Stirewaltisms: An Experiment in Negative Partisanship
I take a back seat to no one in my disdain for the State of the Union address as an institution.
A televised pseudo-event in which the chief executive comes to Congress to instruct its members in how to conduct their business is so bad for small-r republicanism that it’s no surprise that the current form owes so much of its structure to noted stinkers Woodrow Wilson, who broke more than a century of tradition and delivered his report as a speech, and Lyndon Johnson, who moved the event to prime time to better his 1964 campaign kickoff.
I have preached that gospel for more than a decade. But this year at least gave us a useful microcosm of the current political situation. It was almost like a controlled experiment to show the effects of negative partisanship.
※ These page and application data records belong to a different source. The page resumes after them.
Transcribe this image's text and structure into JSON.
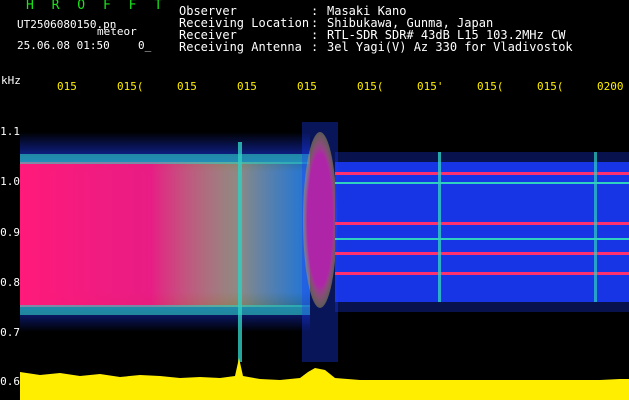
{
  "header": {
    "brand": "H R O F F T",
    "filename": "UT2506080150.pn",
    "tag": "meteor",
    "datetime": "25.06.08 01:50",
    "count": "0_"
  },
  "meta": [
    {
      "label": "Observer",
      "sep": ":",
      "value": "Masaki Kano"
    },
    {
      "label": "Receiving Location",
      "sep": ":",
      "value": "Shibukawa, Gunma, Japan"
    },
    {
      "label": "Receiver",
      "sep": ":",
      "value": "RTL-SDR SDR# 43dB L15 103.2MHz CW"
    },
    {
      "label": "Receiving Antenna",
      "sep": ":",
      "value": "3el Yagi(V) Az 330 for Vladivostok"
    }
  ],
  "axis": {
    "unit": "kHz",
    "y_labels": [
      "1.1",
      "1.0",
      "0.9",
      "0.8",
      "0.7",
      "0.6"
    ],
    "time_ticks": [
      "015",
      "015(",
      "015",
      "015",
      "015",
      "015(",
      "015'",
      "015(",
      "015(",
      "0200"
    ]
  },
  "colors": {
    "background": "#000000",
    "brand": "#19e619",
    "ticks": "#ffee00",
    "strong_signal": "#ff1a7a",
    "noise_band": "#1a3cff"
  }
}
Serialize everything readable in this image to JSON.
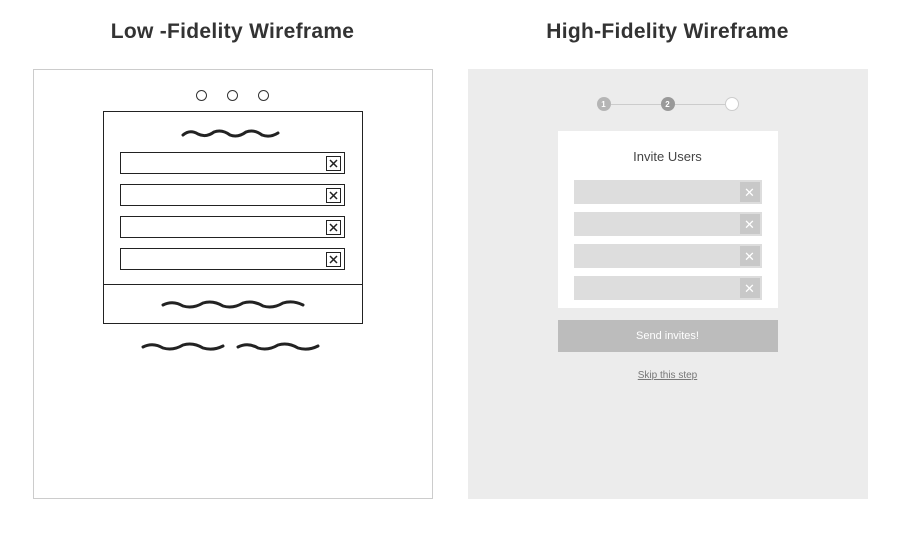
{
  "left": {
    "title": "Low -Fidelity Wireframe"
  },
  "right": {
    "title": "High-Fidelity Wireframe",
    "stepper": {
      "step1_num": "1",
      "step2_num": "2"
    },
    "card": {
      "title": "Invite Users",
      "button_label": "Send invites!",
      "skip_label": "Skip this step"
    }
  }
}
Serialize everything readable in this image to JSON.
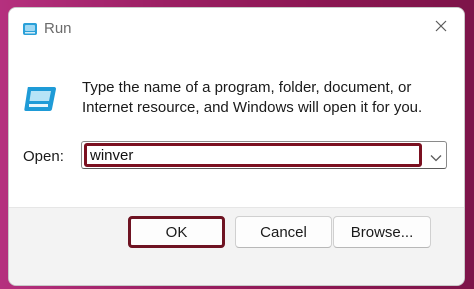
{
  "window": {
    "title": "Run"
  },
  "dialog": {
    "description": "Type the name of a program, folder, document, or Internet resource, and Windows will open it for you.",
    "open_label": "Open:",
    "open_value": "winver"
  },
  "buttons": {
    "ok": "OK",
    "cancel": "Cancel",
    "browse": "Browse..."
  },
  "icons": {
    "title": "run-icon",
    "close": "close-icon",
    "dropdown": "chevron-down-icon",
    "main": "run-app-icon"
  },
  "colors": {
    "highlight": "#7b1020",
    "accent_icon": "#1e9bd7"
  }
}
President Biden came into the speech with serious concerns about the left flank of his party. Weak incumbents tend to draw primary challenges, and with fewer than a third of Democrats looking for Biden to run again, the appeal for Sen. Elizabeth Warren or another big-name progressive to get in the race is high. That meant Biden needed to show strength and a commitment to causes important to the party’s activist base. But Biden couldn’t afford to be seen as a radical lefty to the persuadable voters who won him the presidency in 2020 and spared his party its expected shellacking in 2022.